Coram Boy, which had a successful run last year on Londonâs West End, opened on Broadway last Wednesday. The play -- about a boy who defies his rich landowning family to become an apprentice to the composer Handel -- was the Broadway debut for many of the cast members. A few of the first-timers told me at their after-party at Tavern on the Green that Coram Boy, which includes a full choir singing parts from the Messiah throughout, was the perfect combination of theatrical elements for their debut.
The beautiful, auburn-haired Ivy Vahanian, who plays the heroine Melissa, said of her role, âNot only am I on Broadway, but I get to fly, I get to give birth, I go through great suffering and then I have great redemption and I get to sing the Hallelujah chorus! And thatâs why I love it. I love that itâs so sensational. Everything is tickled.â And I have to add, that she gets to wear the most amazing long wavy wig! Ironically, it just so happens that the expansive plot and sensational elements were part of the criticsâ complaints in the mediocre to horrible reviews the play -- which, with a budget of $6 million, was the most expensive non-musical to ever hit the Great White Way -- received last week.

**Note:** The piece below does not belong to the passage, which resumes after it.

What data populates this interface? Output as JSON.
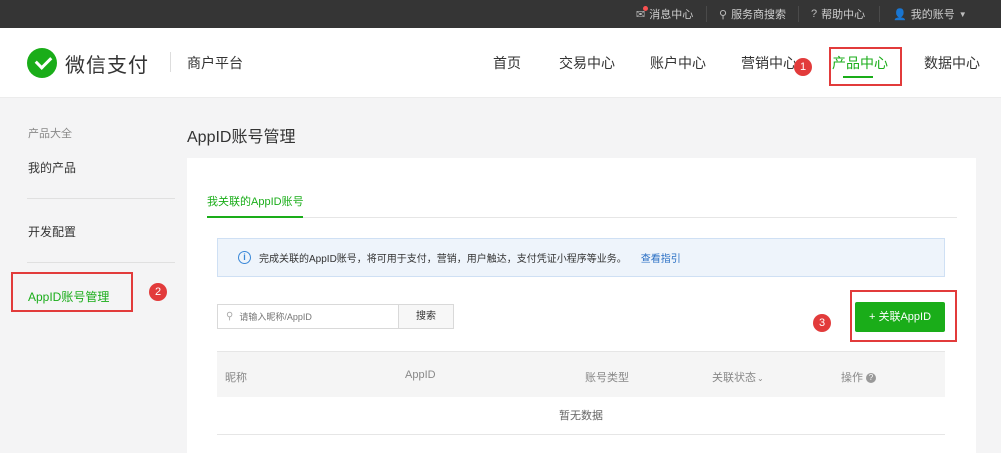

I saw Coram Boy when it was still in previews and as I wrote before, I loved it. I found it to be a great evening of entertainment and one of my favorite nights out at the theater this year, but I knew it was probably going to get panned. Itâs based on the young adult novel by Jamila Gavin and all the loose ends get tied up a little too neatly with the Hallelujah chorus ending the show.
But you know what, Iâm tired of âintelligent, therefore good, theaterâ having to be by a certain playwright or in a certain style. I saw Tom Stoppard's The Coast of Utopia -- (albeit Salvage, supposedly the worst one) and I fought my heavy eyelids the whole time! The sets were great and the acting was certainly something to see, but it didnât keep me perched on the edge of my seat for three hours the way Coram Boy did. Sure, Coram Boy wasnât the deepest part of the sea, but it was choppy and fun and kept me afloat. And I agree that the language and story werenât the most sophisticated, but when most people are ingesting the script for the first and only time -- seeing as how the price of a ticket doesnât normally allow for repeat showings -- there's something to be said for a story that you can grasp right away. Theater isnât like a book that you can flip back to and re-read the parts you missed. In all these ways, Coram Boy satisfies, and itâs hard to think the Brits who gave the play great reviews and filled the seats each night would be so wrong.
Photo of Ivy Vahanian and cast of Coram Boy.